[Data records for software interfaces]
------

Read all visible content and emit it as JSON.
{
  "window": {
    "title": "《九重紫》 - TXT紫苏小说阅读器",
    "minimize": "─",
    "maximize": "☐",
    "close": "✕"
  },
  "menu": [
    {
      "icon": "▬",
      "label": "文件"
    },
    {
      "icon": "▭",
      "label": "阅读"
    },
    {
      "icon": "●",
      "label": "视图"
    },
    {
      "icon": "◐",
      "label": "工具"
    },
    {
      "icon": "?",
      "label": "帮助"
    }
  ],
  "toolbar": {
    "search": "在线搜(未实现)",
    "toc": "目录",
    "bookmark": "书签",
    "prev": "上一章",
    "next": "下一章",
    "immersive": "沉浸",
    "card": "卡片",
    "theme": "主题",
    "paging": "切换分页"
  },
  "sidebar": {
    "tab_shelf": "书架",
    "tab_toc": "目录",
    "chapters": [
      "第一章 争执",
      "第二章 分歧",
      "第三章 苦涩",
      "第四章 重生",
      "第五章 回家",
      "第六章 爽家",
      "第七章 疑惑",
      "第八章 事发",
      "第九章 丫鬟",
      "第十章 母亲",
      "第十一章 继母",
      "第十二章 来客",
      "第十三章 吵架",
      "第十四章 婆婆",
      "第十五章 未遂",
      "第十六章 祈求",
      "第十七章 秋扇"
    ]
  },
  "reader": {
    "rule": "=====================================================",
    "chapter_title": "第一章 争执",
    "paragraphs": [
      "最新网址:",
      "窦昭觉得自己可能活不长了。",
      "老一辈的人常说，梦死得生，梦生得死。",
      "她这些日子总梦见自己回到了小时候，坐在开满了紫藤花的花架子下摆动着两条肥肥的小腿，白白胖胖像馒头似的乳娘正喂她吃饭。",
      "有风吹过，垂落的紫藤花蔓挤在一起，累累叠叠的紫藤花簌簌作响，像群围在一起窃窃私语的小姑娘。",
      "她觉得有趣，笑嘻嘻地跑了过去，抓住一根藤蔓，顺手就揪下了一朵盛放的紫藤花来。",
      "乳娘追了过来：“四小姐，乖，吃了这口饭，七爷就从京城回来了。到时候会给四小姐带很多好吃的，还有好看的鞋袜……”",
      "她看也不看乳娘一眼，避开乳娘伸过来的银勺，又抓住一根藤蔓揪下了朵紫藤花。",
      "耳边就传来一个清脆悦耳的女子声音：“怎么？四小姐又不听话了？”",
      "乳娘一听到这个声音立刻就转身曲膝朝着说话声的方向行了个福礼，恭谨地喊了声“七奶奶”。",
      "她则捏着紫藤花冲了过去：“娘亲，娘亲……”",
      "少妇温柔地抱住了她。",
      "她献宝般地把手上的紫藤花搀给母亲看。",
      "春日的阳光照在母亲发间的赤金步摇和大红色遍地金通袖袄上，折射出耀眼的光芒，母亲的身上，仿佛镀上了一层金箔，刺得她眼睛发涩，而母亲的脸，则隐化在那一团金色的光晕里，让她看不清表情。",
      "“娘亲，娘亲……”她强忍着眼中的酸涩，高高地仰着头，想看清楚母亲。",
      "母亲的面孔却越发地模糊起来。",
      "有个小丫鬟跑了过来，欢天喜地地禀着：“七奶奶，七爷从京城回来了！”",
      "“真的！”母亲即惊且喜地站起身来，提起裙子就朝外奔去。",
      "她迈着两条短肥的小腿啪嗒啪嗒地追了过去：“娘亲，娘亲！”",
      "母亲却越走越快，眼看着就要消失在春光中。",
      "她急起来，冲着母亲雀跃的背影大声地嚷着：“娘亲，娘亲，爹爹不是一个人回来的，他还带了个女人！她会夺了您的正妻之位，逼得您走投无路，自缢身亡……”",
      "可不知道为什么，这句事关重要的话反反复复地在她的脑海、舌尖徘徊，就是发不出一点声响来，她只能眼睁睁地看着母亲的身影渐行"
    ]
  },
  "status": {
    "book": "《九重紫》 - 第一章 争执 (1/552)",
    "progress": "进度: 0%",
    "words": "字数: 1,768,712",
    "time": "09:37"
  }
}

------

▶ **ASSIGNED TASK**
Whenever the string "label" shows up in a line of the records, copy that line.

▶ **REPLY**
      "label": "文件"
      "label": "阅读"
      "label": "视图"
      "label": "工具"
      "label": "帮助"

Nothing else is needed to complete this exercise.